#### WORK ORDER
Your answer should hold every line of the records below that contains the string "text".

#### TASK MATERIAL
┌────────
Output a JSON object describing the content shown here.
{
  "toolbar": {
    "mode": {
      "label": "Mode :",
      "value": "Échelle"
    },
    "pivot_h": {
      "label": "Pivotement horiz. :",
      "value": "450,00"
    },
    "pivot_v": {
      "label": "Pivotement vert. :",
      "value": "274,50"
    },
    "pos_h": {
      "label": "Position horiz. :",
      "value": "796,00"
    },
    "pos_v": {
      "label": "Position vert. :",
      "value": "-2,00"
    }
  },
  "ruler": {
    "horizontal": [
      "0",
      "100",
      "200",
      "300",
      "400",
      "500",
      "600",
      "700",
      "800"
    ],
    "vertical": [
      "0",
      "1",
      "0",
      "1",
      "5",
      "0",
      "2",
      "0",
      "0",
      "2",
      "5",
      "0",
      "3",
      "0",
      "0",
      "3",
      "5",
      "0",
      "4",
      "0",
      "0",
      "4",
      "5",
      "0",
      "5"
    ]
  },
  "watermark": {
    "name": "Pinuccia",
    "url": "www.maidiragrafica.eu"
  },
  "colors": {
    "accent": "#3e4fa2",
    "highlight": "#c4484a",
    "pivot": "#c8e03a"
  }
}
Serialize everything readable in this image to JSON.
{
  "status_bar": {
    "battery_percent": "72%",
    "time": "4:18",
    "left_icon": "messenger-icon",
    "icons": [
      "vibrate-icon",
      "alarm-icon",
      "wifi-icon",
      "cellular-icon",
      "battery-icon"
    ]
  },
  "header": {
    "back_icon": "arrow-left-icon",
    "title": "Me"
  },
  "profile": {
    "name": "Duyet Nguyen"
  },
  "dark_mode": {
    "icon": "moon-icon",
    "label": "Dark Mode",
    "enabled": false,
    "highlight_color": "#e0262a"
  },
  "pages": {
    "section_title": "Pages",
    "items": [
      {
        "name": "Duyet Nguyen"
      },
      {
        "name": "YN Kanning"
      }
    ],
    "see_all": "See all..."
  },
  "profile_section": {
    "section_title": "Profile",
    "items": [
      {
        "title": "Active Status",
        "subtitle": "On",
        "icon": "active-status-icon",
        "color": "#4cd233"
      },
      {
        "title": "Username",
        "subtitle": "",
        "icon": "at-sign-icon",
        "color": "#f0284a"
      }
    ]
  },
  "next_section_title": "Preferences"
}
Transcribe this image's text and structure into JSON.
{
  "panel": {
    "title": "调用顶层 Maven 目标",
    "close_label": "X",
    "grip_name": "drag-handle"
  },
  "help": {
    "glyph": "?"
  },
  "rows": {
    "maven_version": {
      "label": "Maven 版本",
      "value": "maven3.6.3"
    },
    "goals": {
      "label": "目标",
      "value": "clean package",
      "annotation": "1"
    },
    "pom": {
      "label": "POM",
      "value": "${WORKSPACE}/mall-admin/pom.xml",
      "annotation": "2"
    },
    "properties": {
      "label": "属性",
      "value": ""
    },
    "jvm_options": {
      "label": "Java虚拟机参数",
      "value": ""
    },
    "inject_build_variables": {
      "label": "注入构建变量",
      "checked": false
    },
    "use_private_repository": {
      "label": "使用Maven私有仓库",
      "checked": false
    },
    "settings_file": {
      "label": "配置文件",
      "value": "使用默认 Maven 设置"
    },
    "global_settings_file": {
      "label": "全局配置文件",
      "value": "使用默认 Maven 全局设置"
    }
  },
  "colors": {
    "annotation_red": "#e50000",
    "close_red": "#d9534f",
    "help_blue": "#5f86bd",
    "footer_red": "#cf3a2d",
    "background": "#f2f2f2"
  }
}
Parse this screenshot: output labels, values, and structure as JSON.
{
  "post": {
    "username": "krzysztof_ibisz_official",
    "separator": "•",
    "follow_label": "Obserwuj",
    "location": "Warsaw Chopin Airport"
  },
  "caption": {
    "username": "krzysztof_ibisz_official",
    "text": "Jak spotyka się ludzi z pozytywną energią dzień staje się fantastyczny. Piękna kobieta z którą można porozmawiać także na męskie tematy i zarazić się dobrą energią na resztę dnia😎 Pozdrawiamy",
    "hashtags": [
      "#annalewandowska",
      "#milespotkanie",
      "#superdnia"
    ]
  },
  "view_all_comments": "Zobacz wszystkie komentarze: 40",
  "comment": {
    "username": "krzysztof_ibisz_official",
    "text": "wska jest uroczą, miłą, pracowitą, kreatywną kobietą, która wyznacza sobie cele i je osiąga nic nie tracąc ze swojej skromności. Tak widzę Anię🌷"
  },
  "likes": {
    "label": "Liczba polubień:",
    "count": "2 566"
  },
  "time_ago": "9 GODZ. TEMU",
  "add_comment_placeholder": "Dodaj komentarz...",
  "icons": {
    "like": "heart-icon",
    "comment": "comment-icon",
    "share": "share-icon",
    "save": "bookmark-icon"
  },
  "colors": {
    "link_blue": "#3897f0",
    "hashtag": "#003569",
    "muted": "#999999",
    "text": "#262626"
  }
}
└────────
#### RESPONSE BELOW
Transcribe this image's text and structure into JSON.
    "text": "Jak spotyka się ludzi z pozytywną energią dzień staje się fantastyczny. Piękna kobieta z którą można porozmawiać także na męskie tematy i zarazić się dobrą energią na resztę dnia😎 Pozdrawiamy",
    "text": "wska jest uroczą, miłą, pracowitą, kreatywną kobietą, która wyznacza sobie cele i je osiąga nic nie tracąc ze swojej skromności. Tak widzę Anię🌷"
    "text": "#262626"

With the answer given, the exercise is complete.